*EXERCISE DATA*.

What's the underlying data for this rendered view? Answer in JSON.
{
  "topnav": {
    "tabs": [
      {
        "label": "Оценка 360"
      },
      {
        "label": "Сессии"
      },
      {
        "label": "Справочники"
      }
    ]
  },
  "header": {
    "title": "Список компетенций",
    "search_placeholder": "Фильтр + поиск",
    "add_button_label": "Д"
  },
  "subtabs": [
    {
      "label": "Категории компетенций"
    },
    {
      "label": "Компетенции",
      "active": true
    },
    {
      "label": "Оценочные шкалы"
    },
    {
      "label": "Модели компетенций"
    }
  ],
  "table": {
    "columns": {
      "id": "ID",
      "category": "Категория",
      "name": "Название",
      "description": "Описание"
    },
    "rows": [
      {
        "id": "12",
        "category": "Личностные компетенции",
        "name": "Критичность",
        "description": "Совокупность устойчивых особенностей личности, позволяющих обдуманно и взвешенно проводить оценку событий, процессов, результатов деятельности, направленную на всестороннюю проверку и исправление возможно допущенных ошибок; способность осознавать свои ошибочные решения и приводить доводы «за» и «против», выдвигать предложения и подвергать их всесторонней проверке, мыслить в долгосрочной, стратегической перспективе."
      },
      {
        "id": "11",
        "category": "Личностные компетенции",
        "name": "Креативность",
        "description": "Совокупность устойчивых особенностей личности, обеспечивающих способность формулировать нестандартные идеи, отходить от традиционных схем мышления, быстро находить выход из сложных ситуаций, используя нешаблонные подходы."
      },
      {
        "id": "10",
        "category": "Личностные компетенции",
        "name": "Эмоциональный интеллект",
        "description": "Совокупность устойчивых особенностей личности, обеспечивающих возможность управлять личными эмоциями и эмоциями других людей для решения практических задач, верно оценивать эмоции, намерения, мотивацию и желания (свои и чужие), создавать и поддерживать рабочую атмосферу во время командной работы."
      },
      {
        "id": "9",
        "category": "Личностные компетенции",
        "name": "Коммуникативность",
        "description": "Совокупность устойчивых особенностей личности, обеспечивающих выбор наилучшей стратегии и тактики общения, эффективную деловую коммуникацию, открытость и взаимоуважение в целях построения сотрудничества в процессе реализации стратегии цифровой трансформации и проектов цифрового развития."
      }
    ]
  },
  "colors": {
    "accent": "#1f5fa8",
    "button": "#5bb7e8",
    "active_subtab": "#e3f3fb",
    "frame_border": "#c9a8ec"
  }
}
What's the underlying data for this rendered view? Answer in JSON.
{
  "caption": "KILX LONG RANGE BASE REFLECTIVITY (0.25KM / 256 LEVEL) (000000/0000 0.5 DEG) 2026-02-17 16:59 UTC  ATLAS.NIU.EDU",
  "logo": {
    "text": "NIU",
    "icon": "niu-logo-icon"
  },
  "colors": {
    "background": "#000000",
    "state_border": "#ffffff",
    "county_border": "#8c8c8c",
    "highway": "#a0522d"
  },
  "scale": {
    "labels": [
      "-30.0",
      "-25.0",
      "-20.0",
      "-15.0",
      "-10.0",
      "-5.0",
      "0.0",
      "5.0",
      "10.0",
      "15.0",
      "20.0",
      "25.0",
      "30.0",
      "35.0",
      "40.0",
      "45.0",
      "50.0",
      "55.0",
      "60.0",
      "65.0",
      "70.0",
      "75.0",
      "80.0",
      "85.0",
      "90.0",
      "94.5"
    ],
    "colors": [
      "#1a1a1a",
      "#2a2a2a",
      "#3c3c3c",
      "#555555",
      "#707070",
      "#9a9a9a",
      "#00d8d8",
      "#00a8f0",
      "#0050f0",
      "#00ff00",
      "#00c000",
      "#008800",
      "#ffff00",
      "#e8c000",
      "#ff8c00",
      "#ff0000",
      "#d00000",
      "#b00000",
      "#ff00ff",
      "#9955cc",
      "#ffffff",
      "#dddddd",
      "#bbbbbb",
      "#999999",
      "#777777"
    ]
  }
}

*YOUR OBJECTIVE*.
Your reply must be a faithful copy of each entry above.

*TASK OUTPUT*.
What's the underlying data for this rendered view? Answer in JSON.
{
  "topnav": {
    "tabs": [
      {
        "label": "Оценка 360"
      },
      {
        "label": "Сессии"
      },
      {
        "label": "Справочники"
      }
    ]
  },
  "header": {
    "title": "Список компетенций",
    "search_placeholder": "Фильтр + поиск",
    "add_button_label": "Д"
  },
  "subtabs": [
    {
      "label": "Категории компетенций"
    },
    {
      "label": "Компетенции",
      "active": true
    },
    {
      "label": "Оценочные шкалы"
    },
    {
      "label": "Модели компетенций"
    }
  ],
  "table": {
    "columns": {
      "id": "ID",
      "category": "Категория",
      "name": "Название",
      "description": "Описание"
    },
    "rows": [
      {
        "id": "12",
        "category": "Личностные компетенции",
        "name": "Критичность",
        "description": "Совокупность устойчивых особенностей личности, позволяющих обдуманно и взвешенно проводить оценку событий, процессов, результатов деятельности, направленную на всестороннюю проверку и исправление возможно допущенных ошибок; способность осознавать свои ошибочные решения и приводить доводы «за» и «против», выдвигать предложения и подвергать их всесторонней проверке, мыслить в долгосрочной, стратегической перспективе."
      },
      {
        "id": "11",
        "category": "Личностные компетенции",
        "name": "Креативность",
        "description": "Совокупность устойчивых особенностей личности, обеспечивающих способность формулировать нестандартные идеи, отходить от традиционных схем мышления, быстро находить выход из сложных ситуаций, используя нешаблонные подходы."
      },
      {
        "id": "10",
        "category": "Личностные компетенции",
        "name": "Эмоциональный интеллект",
        "description": "Совокупность устойчивых особенностей личности, обеспечивающих возможность управлять личными эмоциями и эмоциями других людей для решения практических задач, верно оценивать эмоции, намерения, мотивацию и желания (свои и чужие), создавать и поддерживать рабочую атмосферу во время командной работы."
      },
      {
        "id": "9",
        "category": "Личностные компетенции",
        "name": "Коммуникативность",
        "description": "Совокупность устойчивых особенностей личности, обеспечивающих выбор наилучшей стратегии и тактики общения, эффективную деловую коммуникацию, открытость и взаимоуважение в целях построения сотрудничества в процессе реализации стратегии цифровой трансформации и проектов цифрового развития."
      }
    ]
  },
  "colors": {
    "accent": "#1f5fa8",
    "button": "#5bb7e8",
    "active_subtab": "#e3f3fb",
    "frame_border": "#c9a8ec"
  }
}
What's the underlying data for this rendered view? Answer in JSON.
{
  "caption": "KILX LONG RANGE BASE REFLECTIVITY (0.25KM / 256 LEVEL) (000000/0000 0.5 DEG) 2026-02-17 16:59 UTC  ATLAS.NIU.EDU",
  "logo": {
    "text": "NIU",
    "icon": "niu-logo-icon"
  },
  "colors": {
    "background": "#000000",
    "state_border": "#ffffff",
    "county_border": "#8c8c8c",
    "highway": "#a0522d"
  },
  "scale": {
    "labels": [
      "-30.0",
      "-25.0",
      "-20.0",
      "-15.0",
      "-10.0",
      "-5.0",
      "0.0",
      "5.0",
      "10.0",
      "15.0",
      "20.0",
      "25.0",
      "30.0",
      "35.0",
      "40.0",
      "45.0",
      "50.0",
      "55.0",
      "60.0",
      "65.0",
      "70.0",
      "75.0",
      "80.0",
      "85.0",
      "90.0",
      "94.5"
    ],
    "colors": [
      "#1a1a1a",
      "#2a2a2a",
      "#3c3c3c",
      "#555555",
      "#707070",
      "#9a9a9a",
      "#00d8d8",
      "#00a8f0",
      "#0050f0",
      "#00ff00",
      "#00c000",
      "#008800",
      "#ffff00",
      "#e8c000",
      "#ff8c00",
      "#ff0000",
      "#d00000",
      "#b00000",
      "#ff00ff",
      "#9955cc",
      "#ffffff",
      "#dddddd",
      "#bbbbbb",
      "#999999",
      "#777777"
    ]
  }
}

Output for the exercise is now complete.